§ Exercise instructions
How many lines of the entries below include the word "content"? Answer with the number alone.

§ Entries provided
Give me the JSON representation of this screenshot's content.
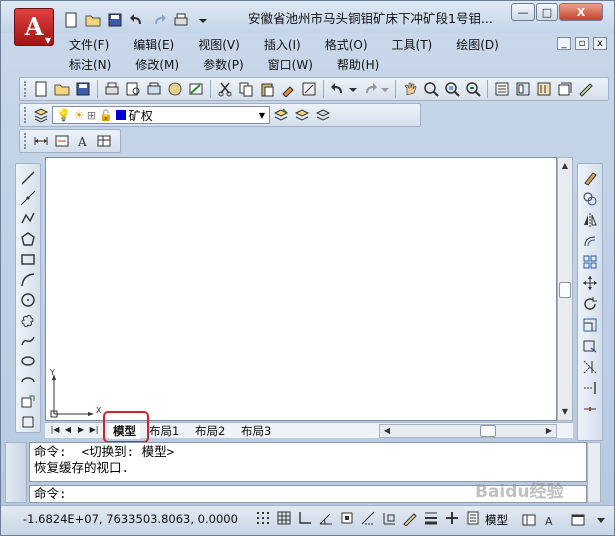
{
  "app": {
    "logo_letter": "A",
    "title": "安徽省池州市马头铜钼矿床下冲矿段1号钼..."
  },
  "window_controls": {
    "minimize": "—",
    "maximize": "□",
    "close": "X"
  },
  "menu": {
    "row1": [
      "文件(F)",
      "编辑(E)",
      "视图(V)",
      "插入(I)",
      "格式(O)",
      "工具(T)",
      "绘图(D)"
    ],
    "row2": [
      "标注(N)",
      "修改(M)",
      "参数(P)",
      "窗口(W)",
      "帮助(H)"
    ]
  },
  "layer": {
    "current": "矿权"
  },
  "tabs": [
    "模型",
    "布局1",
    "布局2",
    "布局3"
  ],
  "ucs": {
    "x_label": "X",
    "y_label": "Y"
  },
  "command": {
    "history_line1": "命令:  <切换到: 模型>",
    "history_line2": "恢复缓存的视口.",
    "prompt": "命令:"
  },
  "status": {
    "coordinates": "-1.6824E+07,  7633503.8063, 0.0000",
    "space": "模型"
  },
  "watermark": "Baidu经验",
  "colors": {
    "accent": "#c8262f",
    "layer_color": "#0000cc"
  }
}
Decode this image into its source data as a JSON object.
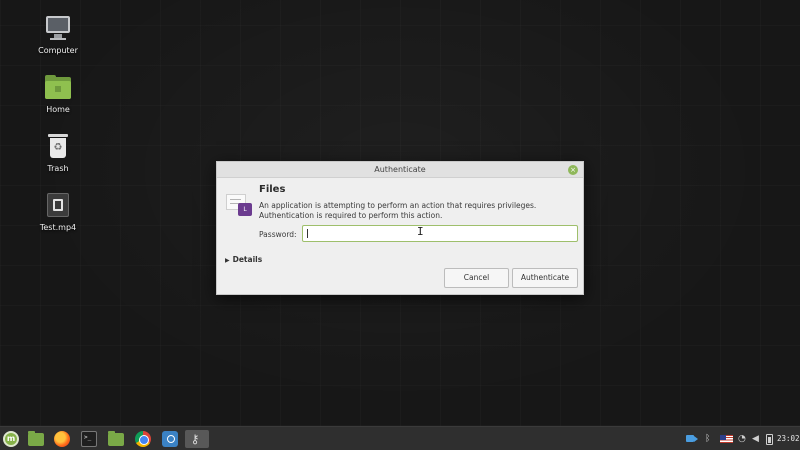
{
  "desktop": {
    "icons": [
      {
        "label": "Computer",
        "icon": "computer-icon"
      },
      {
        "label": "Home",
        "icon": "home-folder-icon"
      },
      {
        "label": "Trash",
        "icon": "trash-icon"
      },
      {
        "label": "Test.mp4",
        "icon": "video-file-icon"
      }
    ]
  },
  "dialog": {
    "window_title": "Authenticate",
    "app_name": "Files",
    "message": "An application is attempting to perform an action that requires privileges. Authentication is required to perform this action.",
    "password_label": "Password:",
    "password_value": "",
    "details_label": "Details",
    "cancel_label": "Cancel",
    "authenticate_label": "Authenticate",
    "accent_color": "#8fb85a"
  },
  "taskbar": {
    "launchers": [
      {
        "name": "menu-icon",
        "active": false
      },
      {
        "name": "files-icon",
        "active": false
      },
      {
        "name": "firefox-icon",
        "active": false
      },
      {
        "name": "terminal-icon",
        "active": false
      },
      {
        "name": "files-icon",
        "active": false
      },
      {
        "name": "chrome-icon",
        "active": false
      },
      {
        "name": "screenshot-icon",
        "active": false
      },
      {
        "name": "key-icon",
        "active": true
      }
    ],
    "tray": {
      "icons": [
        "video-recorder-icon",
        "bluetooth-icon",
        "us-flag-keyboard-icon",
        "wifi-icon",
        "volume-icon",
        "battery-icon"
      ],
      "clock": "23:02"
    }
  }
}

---

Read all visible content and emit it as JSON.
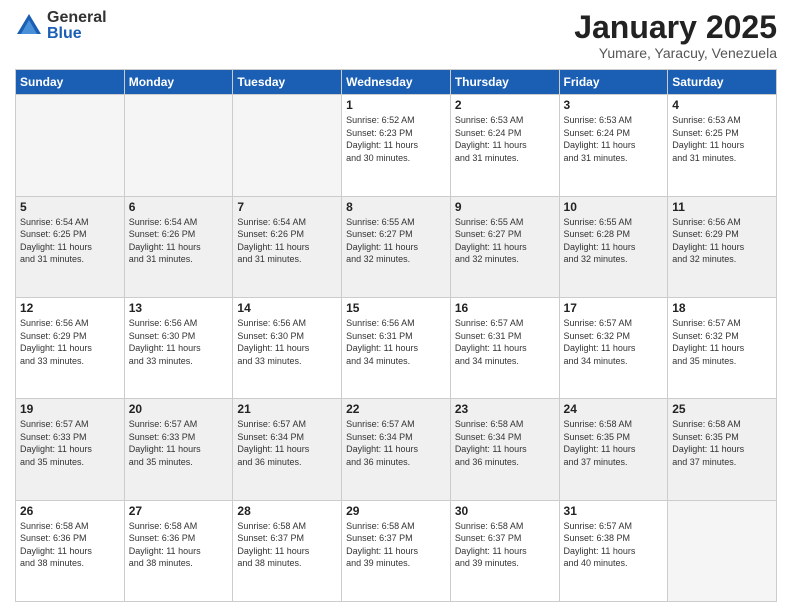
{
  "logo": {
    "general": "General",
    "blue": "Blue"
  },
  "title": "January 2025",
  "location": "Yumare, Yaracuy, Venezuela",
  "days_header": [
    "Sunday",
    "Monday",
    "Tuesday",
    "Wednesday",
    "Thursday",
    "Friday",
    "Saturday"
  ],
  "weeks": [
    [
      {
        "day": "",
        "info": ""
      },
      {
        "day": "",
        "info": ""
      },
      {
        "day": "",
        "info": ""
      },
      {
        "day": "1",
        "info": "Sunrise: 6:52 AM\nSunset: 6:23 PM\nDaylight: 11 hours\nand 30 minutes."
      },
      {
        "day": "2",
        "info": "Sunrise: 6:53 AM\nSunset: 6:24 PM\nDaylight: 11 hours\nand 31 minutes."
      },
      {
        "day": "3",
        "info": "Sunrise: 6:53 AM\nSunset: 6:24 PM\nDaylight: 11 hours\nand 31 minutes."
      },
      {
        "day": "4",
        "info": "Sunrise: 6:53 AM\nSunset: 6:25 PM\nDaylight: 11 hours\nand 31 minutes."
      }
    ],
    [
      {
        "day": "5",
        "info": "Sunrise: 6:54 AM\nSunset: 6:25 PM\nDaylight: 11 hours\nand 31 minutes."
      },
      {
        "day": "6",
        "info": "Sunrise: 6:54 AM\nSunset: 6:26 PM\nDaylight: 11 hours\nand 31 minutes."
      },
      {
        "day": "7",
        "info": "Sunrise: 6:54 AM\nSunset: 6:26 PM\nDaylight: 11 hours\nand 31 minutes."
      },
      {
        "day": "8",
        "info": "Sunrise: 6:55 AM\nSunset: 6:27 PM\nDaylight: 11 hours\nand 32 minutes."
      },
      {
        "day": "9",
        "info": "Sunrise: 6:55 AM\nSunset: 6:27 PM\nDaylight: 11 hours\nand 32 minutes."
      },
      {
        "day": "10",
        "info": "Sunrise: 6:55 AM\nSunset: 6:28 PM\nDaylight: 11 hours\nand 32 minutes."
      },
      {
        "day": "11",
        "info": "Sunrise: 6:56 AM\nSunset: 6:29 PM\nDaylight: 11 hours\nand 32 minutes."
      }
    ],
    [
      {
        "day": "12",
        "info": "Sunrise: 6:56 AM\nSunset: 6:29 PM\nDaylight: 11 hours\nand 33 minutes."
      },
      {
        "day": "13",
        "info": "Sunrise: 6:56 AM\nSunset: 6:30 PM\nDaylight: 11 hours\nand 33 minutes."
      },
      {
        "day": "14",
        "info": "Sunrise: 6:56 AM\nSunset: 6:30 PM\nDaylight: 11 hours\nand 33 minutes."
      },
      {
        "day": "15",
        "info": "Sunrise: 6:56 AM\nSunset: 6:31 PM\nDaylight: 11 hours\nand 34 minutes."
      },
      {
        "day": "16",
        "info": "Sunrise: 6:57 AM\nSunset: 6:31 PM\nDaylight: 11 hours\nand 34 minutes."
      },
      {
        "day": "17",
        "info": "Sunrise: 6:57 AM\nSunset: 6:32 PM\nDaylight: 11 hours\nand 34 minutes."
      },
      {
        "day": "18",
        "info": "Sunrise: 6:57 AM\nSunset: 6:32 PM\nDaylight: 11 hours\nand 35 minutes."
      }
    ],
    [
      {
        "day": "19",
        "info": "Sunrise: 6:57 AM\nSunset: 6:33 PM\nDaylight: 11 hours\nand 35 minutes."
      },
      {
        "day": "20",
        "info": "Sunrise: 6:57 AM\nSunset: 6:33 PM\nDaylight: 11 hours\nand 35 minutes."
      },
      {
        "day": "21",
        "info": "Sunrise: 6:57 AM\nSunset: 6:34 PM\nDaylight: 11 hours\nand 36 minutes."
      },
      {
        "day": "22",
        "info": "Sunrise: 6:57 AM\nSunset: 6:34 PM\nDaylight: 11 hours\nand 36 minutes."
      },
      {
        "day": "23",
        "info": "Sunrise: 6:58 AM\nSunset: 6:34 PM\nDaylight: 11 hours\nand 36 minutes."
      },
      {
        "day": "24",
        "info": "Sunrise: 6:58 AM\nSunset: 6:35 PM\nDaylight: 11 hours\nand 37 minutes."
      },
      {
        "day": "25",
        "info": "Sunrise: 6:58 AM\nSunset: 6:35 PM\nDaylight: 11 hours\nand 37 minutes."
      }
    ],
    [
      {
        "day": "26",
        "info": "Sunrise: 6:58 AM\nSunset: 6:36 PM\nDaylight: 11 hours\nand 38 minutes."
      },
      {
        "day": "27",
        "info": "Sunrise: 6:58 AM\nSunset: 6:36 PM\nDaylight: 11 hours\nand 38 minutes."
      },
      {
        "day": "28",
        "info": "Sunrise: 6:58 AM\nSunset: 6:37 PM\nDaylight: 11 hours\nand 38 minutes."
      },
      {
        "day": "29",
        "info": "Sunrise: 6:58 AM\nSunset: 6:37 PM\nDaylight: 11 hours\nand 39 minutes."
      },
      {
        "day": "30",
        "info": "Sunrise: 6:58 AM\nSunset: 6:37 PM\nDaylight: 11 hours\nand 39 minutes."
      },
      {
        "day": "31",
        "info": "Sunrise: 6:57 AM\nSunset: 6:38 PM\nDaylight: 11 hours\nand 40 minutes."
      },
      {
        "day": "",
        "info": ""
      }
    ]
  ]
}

§ Task result
2